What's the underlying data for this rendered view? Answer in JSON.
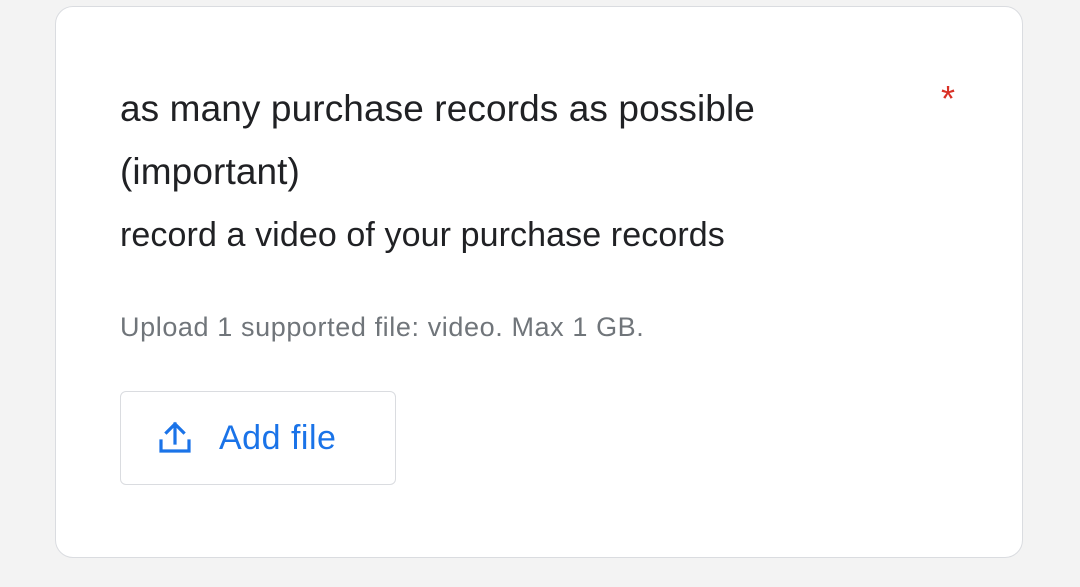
{
  "question": {
    "title": "as many purchase records as possible (important)",
    "required_marker": "*",
    "description": "record a video of your purchase records",
    "upload_hint": "Upload 1 supported file: video. Max 1 GB.",
    "add_file_label": "Add file",
    "add_file_icon": "upload-icon"
  },
  "colors": {
    "accent": "#1a73e8",
    "required": "#d93025",
    "hint_text": "#70757a",
    "body_text": "#202124",
    "background": "#f3f3f3"
  }
}
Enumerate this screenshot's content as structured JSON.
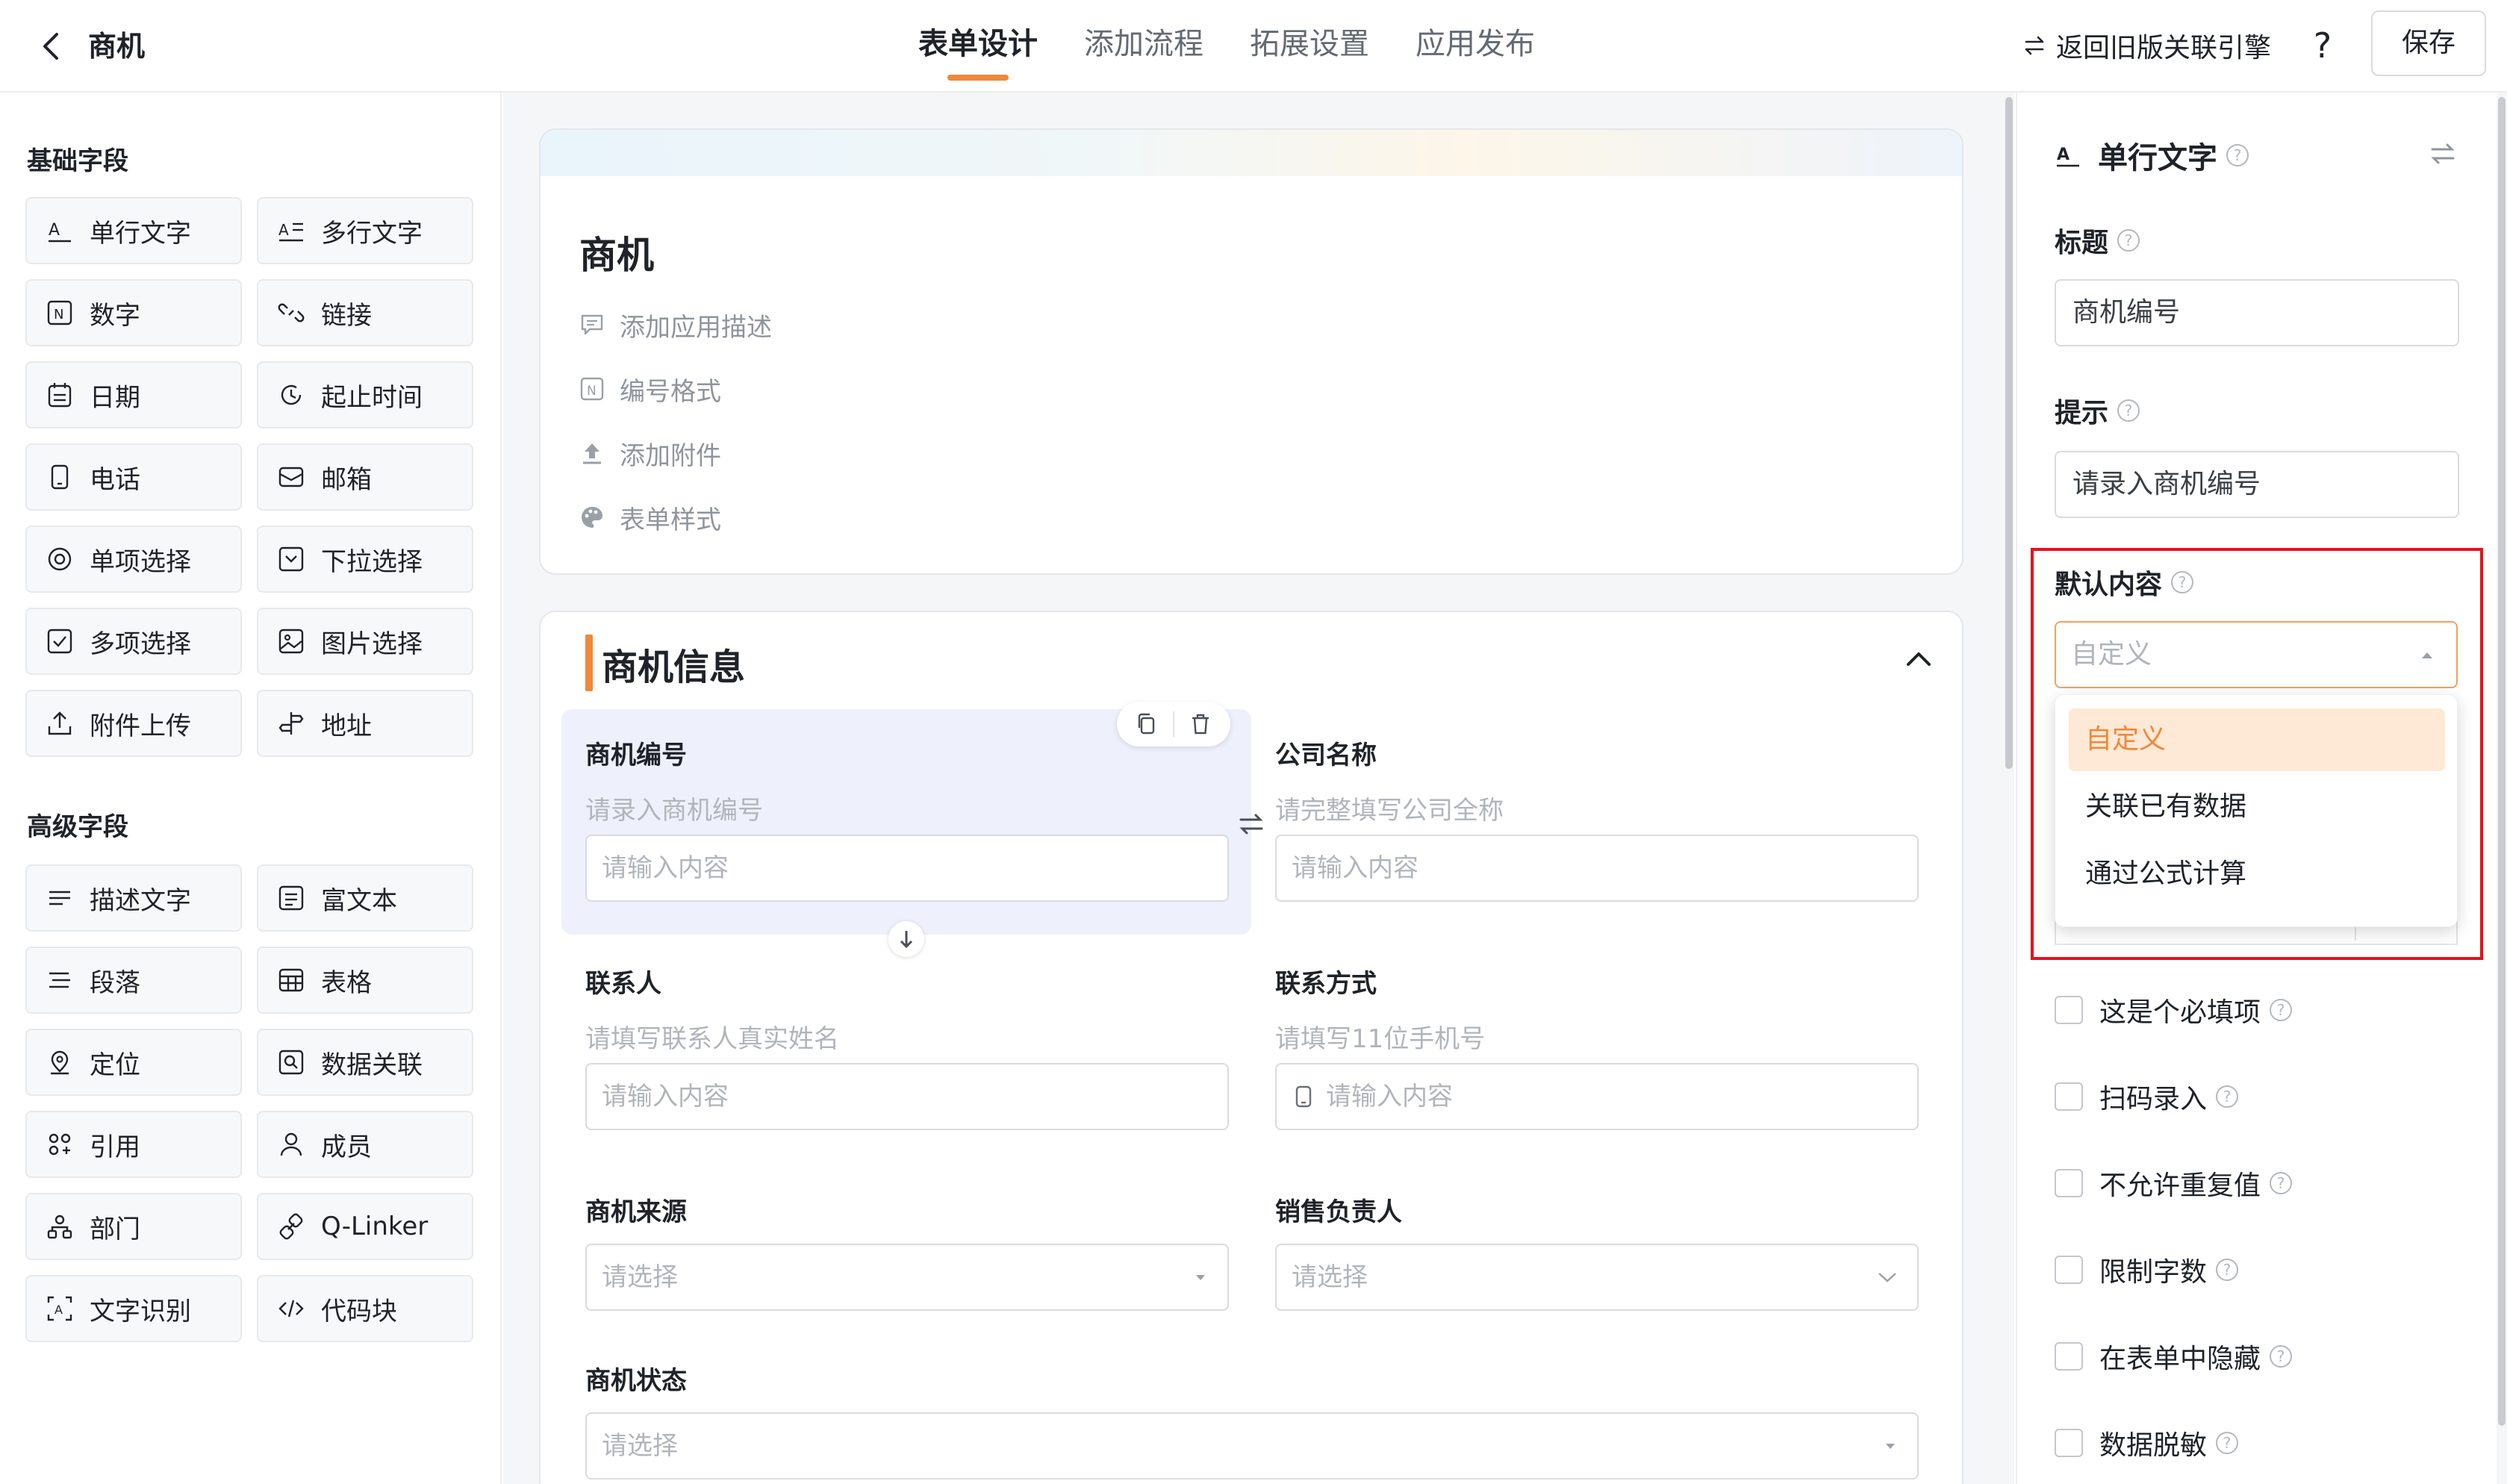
{
  "topbar": {
    "app_title": "商机",
    "tabs": [
      {
        "label": "表单设计",
        "active": true
      },
      {
        "label": "添加流程",
        "active": false
      },
      {
        "label": "拓展设置",
        "active": false
      },
      {
        "label": "应用发布",
        "active": false
      }
    ],
    "old_engine_label": "返回旧版关联引擎",
    "help_label": "?",
    "save_label": "保存"
  },
  "left_panel": {
    "basic_title": "基础字段",
    "basic_fields": [
      {
        "label": "单行文字",
        "icon": "single-line-text-icon"
      },
      {
        "label": "多行文字",
        "icon": "multi-line-text-icon"
      },
      {
        "label": "数字",
        "icon": "number-icon"
      },
      {
        "label": "链接",
        "icon": "link-icon"
      },
      {
        "label": "日期",
        "icon": "date-icon"
      },
      {
        "label": "起止时间",
        "icon": "time-range-icon"
      },
      {
        "label": "电话",
        "icon": "phone-icon"
      },
      {
        "label": "邮箱",
        "icon": "email-icon"
      },
      {
        "label": "单项选择",
        "icon": "radio-icon"
      },
      {
        "label": "下拉选择",
        "icon": "dropdown-icon"
      },
      {
        "label": "多项选择",
        "icon": "checkbox-icon"
      },
      {
        "label": "图片选择",
        "icon": "image-select-icon"
      },
      {
        "label": "附件上传",
        "icon": "upload-icon"
      },
      {
        "label": "地址",
        "icon": "address-icon"
      }
    ],
    "advanced_title": "高级字段",
    "advanced_fields": [
      {
        "label": "描述文字",
        "icon": "description-icon"
      },
      {
        "label": "富文本",
        "icon": "rich-text-icon"
      },
      {
        "label": "段落",
        "icon": "paragraph-icon"
      },
      {
        "label": "表格",
        "icon": "table-icon"
      },
      {
        "label": "定位",
        "icon": "location-icon"
      },
      {
        "label": "数据关联",
        "icon": "data-link-icon"
      },
      {
        "label": "引用",
        "icon": "reference-icon"
      },
      {
        "label": "成员",
        "icon": "member-icon"
      },
      {
        "label": "部门",
        "icon": "department-icon"
      },
      {
        "label": "Q-Linker",
        "icon": "q-linker-icon"
      },
      {
        "label": "文字识别",
        "icon": "ocr-icon"
      },
      {
        "label": "代码块",
        "icon": "code-block-icon"
      }
    ]
  },
  "form_header": {
    "title": "商机",
    "items": [
      {
        "label": "添加应用描述",
        "icon": "comment-icon"
      },
      {
        "label": "编号格式",
        "icon": "number-format-icon"
      },
      {
        "label": "添加附件",
        "icon": "upload-icon"
      },
      {
        "label": "表单样式",
        "icon": "palette-icon"
      }
    ]
  },
  "section": {
    "title": "商机信息",
    "fields": [
      {
        "label": "商机编号",
        "hint": "请录入商机编号",
        "placeholder": "请输入内容",
        "type": "text"
      },
      {
        "label": "公司名称",
        "hint": "请完整填写公司全称",
        "placeholder": "请输入内容",
        "type": "text"
      },
      {
        "label": "联系人",
        "hint": "请填写联系人真实姓名",
        "placeholder": "请输入内容",
        "type": "text"
      },
      {
        "label": "联系方式",
        "hint": "请填写11位手机号",
        "placeholder": "请输入内容",
        "type": "phone"
      },
      {
        "label": "商机来源",
        "hint": "",
        "placeholder": "请选择",
        "type": "select"
      },
      {
        "label": "销售负责人",
        "hint": "",
        "placeholder": "请选择",
        "type": "select"
      },
      {
        "label": "商机状态",
        "hint": "",
        "placeholder": "请选择",
        "type": "select"
      }
    ]
  },
  "right_panel": {
    "field_type": "单行文字",
    "title_label": "标题",
    "title_value": "商机编号",
    "hint_label": "提示",
    "hint_value": "请录入商机编号",
    "default_label": "默认内容",
    "default_select_value": "自定义",
    "default_options": [
      "自定义",
      "关联已有数据",
      "通过公式计算"
    ],
    "checkboxes": [
      {
        "label": "这是个必填项",
        "checked": false
      },
      {
        "label": "扫码录入",
        "checked": false
      },
      {
        "label": "不允许重复值",
        "checked": false
      },
      {
        "label": "限制字数",
        "checked": false
      },
      {
        "label": "在表单中隐藏",
        "checked": false
      },
      {
        "label": "数据脱敏",
        "checked": false
      }
    ],
    "help_mark": "?"
  },
  "colors": {
    "accent": "#f0883a",
    "accent_light": "#fde9d6",
    "highlight_box": "#e5121c",
    "selected_field_bg": "#eef1fb"
  }
}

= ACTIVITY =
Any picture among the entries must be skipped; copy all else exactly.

= EXERCISE ANSWER =
What's the underlying data for this rendered view? Answer in JSON.
{
  "question": {
    "title": "as many purchase records as possible (important)",
    "required_marker": "*",
    "description": "record a video of your purchase records",
    "upload_hint": "Upload 1 supported file: video. Max 1 GB.",
    "add_file_label": "Add file",
    "add_file_icon": "upload-icon"
  },
  "colors": {
    "accent": "#1a73e8",
    "required": "#d93025",
    "hint_text": "#70757a",
    "body_text": "#202124",
    "background": "#f3f3f3"
  }
}
Enumerate this screenshot's content as structured JSON.
{
  "topbar": {
    "app_title": "商机",
    "tabs": [
      {
        "label": "表单设计",
        "active": true
      },
      {
        "label": "添加流程",
        "active": false
      },
      {
        "label": "拓展设置",
        "active": false
      },
      {
        "label": "应用发布",
        "active": false
      }
    ],
    "old_engine_label": "返回旧版关联引擎",
    "help_label": "?",
    "save_label": "保存"
  },
  "left_panel": {
    "basic_title": "基础字段",
    "basic_fields": [
      {
        "label": "单行文字",
        "icon": "single-line-text-icon"
      },
      {
        "label": "多行文字",
        "icon": "multi-line-text-icon"
      },
      {
        "label": "数字",
        "icon": "number-icon"
      },
      {
        "label": "链接",
        "icon": "link-icon"
      },
      {
        "label": "日期",
        "icon": "date-icon"
      },
      {
        "label": "起止时间",
        "icon": "time-range-icon"
      },
      {
        "label": "电话",
        "icon": "phone-icon"
      },
      {
        "label": "邮箱",
        "icon": "email-icon"
      },
      {
        "label": "单项选择",
        "icon": "radio-icon"
      },
      {
        "label": "下拉选择",
        "icon": "dropdown-icon"
      },
      {
        "label": "多项选择",
        "icon": "checkbox-icon"
      },
      {
        "label": "图片选择",
        "icon": "image-select-icon"
      },
      {
        "label": "附件上传",
        "icon": "upload-icon"
      },
      {
        "label": "地址",
        "icon": "address-icon"
      }
    ],
    "advanced_title": "高级字段",
    "advanced_fields": [
      {
        "label": "描述文字",
        "icon": "description-icon"
      },
      {
        "label": "富文本",
        "icon": "rich-text-icon"
      },
      {
        "label": "段落",
        "icon": "paragraph-icon"
      },
      {
        "label": "表格",
        "icon": "table-icon"
      },
      {
        "label": "定位",
        "icon": "location-icon"
      },
      {
        "label": "数据关联",
        "icon": "data-link-icon"
      },
      {
        "label": "引用",
        "icon": "reference-icon"
      },
      {
        "label": "成员",
        "icon": "member-icon"
      },
      {
        "label": "部门",
        "icon": "department-icon"
      },
      {
        "label": "Q-Linker",
        "icon": "q-linker-icon"
      },
      {
        "label": "文字识别",
        "icon": "ocr-icon"
      },
      {
        "label": "代码块",
        "icon": "code-block-icon"
      }
    ]
  },
  "form_header": {
    "title": "商机",
    "items": [
      {
        "label": "添加应用描述",
        "icon": "comment-icon"
      },
      {
        "label": "编号格式",
        "icon": "number-format-icon"
      },
      {
        "label": "添加附件",
        "icon": "upload-icon"
      },
      {
        "label": "表单样式",
        "icon": "palette-icon"
      }
    ]
  },
  "section": {
    "title": "商机信息",
    "fields": [
      {
        "label": "商机编号",
        "hint": "请录入商机编号",
        "placeholder": "请输入内容",
        "type": "text"
      },
      {
        "label": "公司名称",
        "hint": "请完整填写公司全称",
        "placeholder": "请输入内容",
        "type": "text"
      },
      {
        "label": "联系人",
        "hint": "请填写联系人真实姓名",
        "placeholder": "请输入内容",
        "type": "text"
      },
      {
        "label": "联系方式",
        "hint": "请填写11位手机号",
        "placeholder": "请输入内容",
        "type": "phone"
      },
      {
        "label": "商机来源",
        "hint": "",
        "placeholder": "请选择",
        "type": "select"
      },
      {
        "label": "销售负责人",
        "hint": "",
        "placeholder": "请选择",
        "type": "select"
      },
      {
        "label": "商机状态",
        "hint": "",
        "placeholder": "请选择",
        "type": "select"
      }
    ]
  },
  "right_panel": {
    "field_type": "单行文字",
    "title_label": "标题",
    "title_value": "商机编号",
    "hint_label": "提示",
    "hint_value": "请录入商机编号",
    "default_label": "默认内容",
    "default_select_value": "自定义",
    "default_options": [
      "自定义",
      "关联已有数据",
      "通过公式计算"
    ],
    "checkboxes": [
      {
        "label": "这是个必填项",
        "checked": false
      },
      {
        "label": "扫码录入",
        "checked": false
      },
      {
        "label": "不允许重复值",
        "checked": false
      },
      {
        "label": "限制字数",
        "checked": false
      },
      {
        "label": "在表单中隐藏",
        "checked": false
      },
      {
        "label": "数据脱敏",
        "checked": false
      }
    ],
    "help_mark": "?"
  },
  "colors": {
    "accent": "#f0883a",
    "accent_light": "#fde9d6",
    "highlight_box": "#e5121c",
    "selected_field_bg": "#eef1fb"
  }
}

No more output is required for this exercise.